Rent a vehicle to drive to the airport in Goroka
Drive 2 hours to Goroka
Wait several hours due to a delayed flight
Board flight then disembark due to warning lights
Wait several hours to find out your afternoon flight has been cancelled
Ask another mission if you can sleep at their guest house
Get a ride to the airport at 5 AM to get in line
Wait several hours due to a delayed flight
Fly to Port Moresby, go to the Embassy and get your document notarized
Fly back to Goroka the same day
Rent a vehicle to be picked up in Goroka
Submit the document
Discover the document was rejected due to an error but you've already sent the original with someone flying to the US
Receive an extension
Thank the good Lord that the guy from the Embassy is coming to Ukarumpa!
Get another notarized copy.
Attempt to upload the document but read that it is not possible.
Send the 2nd copy with someone flying to the US
Get a call from the US letting you know that the document has not been received and you have 2 1/2 hours to get it turned in
Get a fax number, ask your US church secretary if she'll fax it, email the scanned copy
Call to ask if it has been received and realize that you won't know if it was received for 24-36 hours
Success! Receive an email that the document was indeed received in time.

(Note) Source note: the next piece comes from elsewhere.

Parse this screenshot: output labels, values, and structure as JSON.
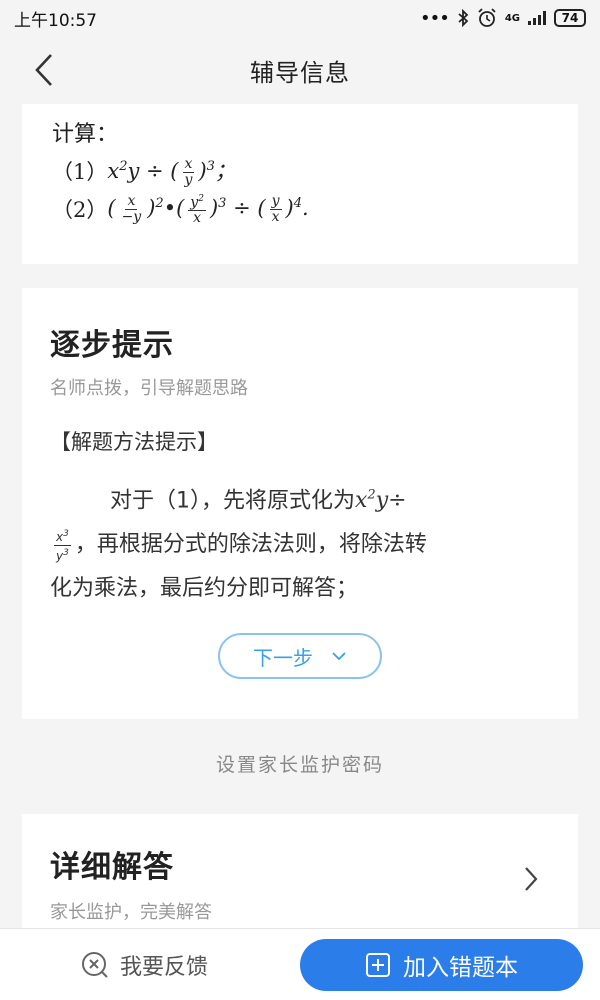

Sunday, October 11, 2015

PNG Independence Day

Papua New Guinea recently celebrated the 40th anniversary of their independence.  A group of 5 of us rode bikes for 4 hours ended up at lake Yonki where they were having a celebration. Groups from different villages were dressed up in traditional outfits and singing and dancing. 

The level of lake Yonki is very low due to the drought

Cooked fish for sale

Note the tall head dress on the woman on the left.  It is made of grass
All I had to do is pull out my camera and people would pose

The shore of lake Yonki

These woman ask me if I would take a picture of them